Solid scintillation detectors
Solid scintillation refers to the process by which certain organic and inorganic compounds emit light photons when they absorb energy resulting from ionizing radiation like X-rays, gamma rays, alpha particles, and beta particles. Non-ionizing radiation like that from neutrons can also generate an indirect scintillation effect in some solid scintillators. These can be used to detect and measure neutrons.
The (n,p) or (n, α) nuclear reactions that occur within the scintillator compound cause scintillation and ionization, which are both responsible for the effect that neutrons have on solid scintillators. Even non-ionizing neutrinos, which are known to have a negligible amount of rest mass, can bring about detectable reactions in scintillators.
When radiation energy interacts with certain organic solvents, that energy is transferred to the organic fluors at a molecular level. These molecules, which are originally at a ground energy state, are subsequently elevated to an excited state. When they return to their original ground state, the absorbed energy is emitted as visible radiation in the form of photons.
The high-penetrating power of electromagnetic radiation makes the analysis and detection of X-rays, gamma rays, and other forms of ionizing radiation inefficient. This can be attributed to the low atomic number of the organic compounds, as well as their low density – two factors that both diminish the scintillators’ “stopping power.”
The ideal solid scintillator needs to have the following properties:
- Chemical resistance and stability even when subjected to mechanical and thermal shock
- Excellent energy and spatial resolution
- High atomic number and density for optimum stopping power and detection efficiency
- Low manufacturing cost as far as the growth of the solids and their respective shapes and sizes go
- Low refraction index for light to photodetector transmission
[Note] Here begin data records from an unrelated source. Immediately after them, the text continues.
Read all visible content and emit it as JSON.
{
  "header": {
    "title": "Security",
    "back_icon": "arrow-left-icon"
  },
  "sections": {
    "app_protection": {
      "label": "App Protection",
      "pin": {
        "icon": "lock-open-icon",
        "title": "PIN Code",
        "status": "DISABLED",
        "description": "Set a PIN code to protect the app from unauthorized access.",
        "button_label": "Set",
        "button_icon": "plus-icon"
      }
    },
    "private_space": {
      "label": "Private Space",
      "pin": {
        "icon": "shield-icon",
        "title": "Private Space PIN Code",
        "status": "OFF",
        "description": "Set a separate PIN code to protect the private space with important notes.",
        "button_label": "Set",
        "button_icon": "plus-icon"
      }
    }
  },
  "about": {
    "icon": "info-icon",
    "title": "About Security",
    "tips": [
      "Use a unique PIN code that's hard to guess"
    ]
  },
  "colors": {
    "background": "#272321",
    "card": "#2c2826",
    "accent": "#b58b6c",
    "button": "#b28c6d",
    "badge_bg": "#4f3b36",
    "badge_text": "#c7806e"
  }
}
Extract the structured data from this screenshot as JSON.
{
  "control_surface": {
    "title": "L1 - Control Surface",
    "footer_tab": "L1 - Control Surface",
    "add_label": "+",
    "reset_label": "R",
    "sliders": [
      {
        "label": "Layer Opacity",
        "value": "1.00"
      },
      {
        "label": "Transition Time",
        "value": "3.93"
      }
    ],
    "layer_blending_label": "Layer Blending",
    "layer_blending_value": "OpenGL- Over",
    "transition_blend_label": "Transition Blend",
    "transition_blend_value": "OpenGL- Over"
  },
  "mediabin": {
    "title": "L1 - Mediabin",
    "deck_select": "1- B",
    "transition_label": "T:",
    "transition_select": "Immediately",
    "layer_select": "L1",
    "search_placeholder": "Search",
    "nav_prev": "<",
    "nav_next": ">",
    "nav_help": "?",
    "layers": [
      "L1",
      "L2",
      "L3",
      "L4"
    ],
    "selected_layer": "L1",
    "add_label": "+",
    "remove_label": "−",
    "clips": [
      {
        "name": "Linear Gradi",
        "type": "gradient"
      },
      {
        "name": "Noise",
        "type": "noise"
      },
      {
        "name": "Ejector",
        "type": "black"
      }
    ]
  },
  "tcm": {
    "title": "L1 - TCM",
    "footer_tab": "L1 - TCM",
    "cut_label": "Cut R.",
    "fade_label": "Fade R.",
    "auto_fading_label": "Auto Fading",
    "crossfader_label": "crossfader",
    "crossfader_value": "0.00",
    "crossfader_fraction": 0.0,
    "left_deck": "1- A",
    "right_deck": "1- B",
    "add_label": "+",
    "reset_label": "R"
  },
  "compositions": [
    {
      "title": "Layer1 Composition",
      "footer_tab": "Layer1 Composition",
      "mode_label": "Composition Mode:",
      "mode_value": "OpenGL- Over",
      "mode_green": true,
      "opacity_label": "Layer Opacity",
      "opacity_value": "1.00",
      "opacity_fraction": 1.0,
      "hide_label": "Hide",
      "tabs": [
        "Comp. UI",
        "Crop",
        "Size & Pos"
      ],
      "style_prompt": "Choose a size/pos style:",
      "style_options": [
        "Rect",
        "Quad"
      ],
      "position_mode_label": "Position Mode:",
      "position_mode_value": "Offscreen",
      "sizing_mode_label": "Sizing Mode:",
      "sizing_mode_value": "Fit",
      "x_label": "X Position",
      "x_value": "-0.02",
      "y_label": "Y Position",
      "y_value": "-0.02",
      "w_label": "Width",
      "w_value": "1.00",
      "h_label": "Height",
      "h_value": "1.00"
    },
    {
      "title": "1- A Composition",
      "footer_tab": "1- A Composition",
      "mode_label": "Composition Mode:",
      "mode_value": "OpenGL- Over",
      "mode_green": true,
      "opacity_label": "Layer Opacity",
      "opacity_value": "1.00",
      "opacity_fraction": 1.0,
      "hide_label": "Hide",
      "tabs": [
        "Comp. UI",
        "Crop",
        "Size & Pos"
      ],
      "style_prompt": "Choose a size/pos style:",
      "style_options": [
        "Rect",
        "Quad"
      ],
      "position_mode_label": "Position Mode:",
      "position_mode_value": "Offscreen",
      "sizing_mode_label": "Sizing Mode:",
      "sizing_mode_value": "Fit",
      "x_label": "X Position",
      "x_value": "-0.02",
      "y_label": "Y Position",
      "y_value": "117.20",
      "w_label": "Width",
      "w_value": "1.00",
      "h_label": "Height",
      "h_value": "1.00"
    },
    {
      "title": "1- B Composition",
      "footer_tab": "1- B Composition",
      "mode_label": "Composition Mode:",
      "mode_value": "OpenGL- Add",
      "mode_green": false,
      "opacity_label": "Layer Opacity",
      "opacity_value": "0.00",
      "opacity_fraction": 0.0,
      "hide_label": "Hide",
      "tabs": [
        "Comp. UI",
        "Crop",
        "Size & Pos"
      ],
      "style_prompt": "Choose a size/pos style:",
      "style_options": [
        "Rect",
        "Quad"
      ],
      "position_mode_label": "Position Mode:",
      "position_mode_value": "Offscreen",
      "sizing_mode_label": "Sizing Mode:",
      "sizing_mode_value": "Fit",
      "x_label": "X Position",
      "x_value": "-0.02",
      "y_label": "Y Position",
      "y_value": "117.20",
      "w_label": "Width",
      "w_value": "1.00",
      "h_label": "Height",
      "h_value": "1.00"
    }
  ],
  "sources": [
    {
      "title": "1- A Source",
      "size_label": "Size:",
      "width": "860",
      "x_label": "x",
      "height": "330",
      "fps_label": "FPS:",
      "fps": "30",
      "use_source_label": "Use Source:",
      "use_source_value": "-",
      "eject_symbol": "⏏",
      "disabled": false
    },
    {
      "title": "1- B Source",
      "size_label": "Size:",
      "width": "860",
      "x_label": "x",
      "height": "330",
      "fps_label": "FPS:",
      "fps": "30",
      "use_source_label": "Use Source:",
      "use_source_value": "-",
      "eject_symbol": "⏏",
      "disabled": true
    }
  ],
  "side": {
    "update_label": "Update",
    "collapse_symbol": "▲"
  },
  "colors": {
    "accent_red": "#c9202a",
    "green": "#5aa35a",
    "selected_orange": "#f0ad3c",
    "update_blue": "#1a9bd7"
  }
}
Solid scintillation has a wide variety of applications, including nuclear security and plant safety, environmental and personnel monitoring for radioactive contamination, hand-held radiation survey devices, among others.